- Speaking of Reddit, we had another couple of really good posts this week worth sharing. On r/FoundationTV, u/annn00983 posted “Alphabet and Numbers of the empire,” with a helpful guide to the lettering and numbering font used on the show, if you are interested in that kind of thing. On r/TheFoundation, u/cptpiluso has a pretty sound theory that “Gaal is clearly modeled after Ramanujan,”an Indian math prodigy who rose to fame during the British Rule over his country.

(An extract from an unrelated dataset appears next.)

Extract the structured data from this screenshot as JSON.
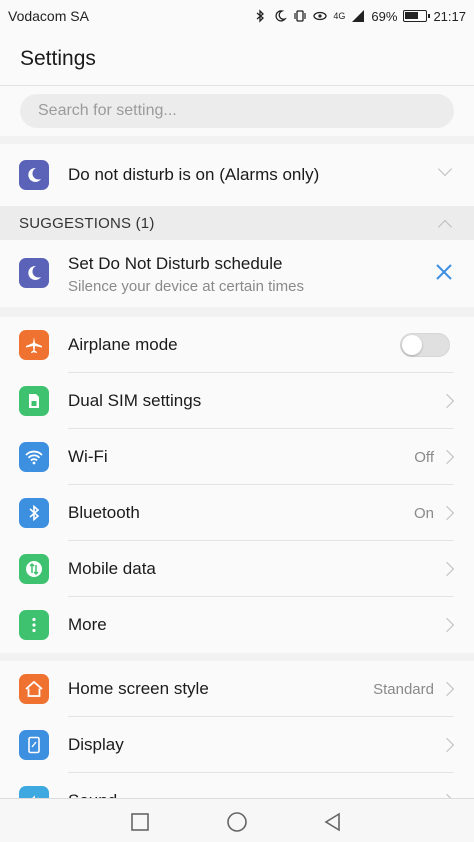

On this week’s official companion podcast (for Episode 5), show runner David S. Goyer was joined by writer Dana Jackson again. While the conversation on the podcast is always good and insightful, there were less intriguing tidbits dropped this week. A few things worth mentioning though:
- They didn’t want to portray the Seer religion as “bad.” It’s been hijacked by extremists.
- The math that Gaal uses as she tries to triangulate the ship’s destination is real (JPL advised them), but the various stellar objects she uses are all named after Dana’s family members. Deep cut Easter eggs there.
- Just to confirm what I’ve said previously about how Hari’s murder went down, Goyer says, “There was a plan that she didn’t know about, that Hari and Raych, her lover, didn’t let her in on.”
- This is going to be a grueling season for Gaal, and Episode 5 in particular is intended to be the low point for both Gaal and Salvor.
That’s all for this week. Please let us know your thoughts and feelings about this week’s episode, and any theories you have on what’s to come, in the comments below. Remember that 25YL will provide continuing coverage of Foundation throughout Season 1 and beyond.
All images courtesy of Apple TV+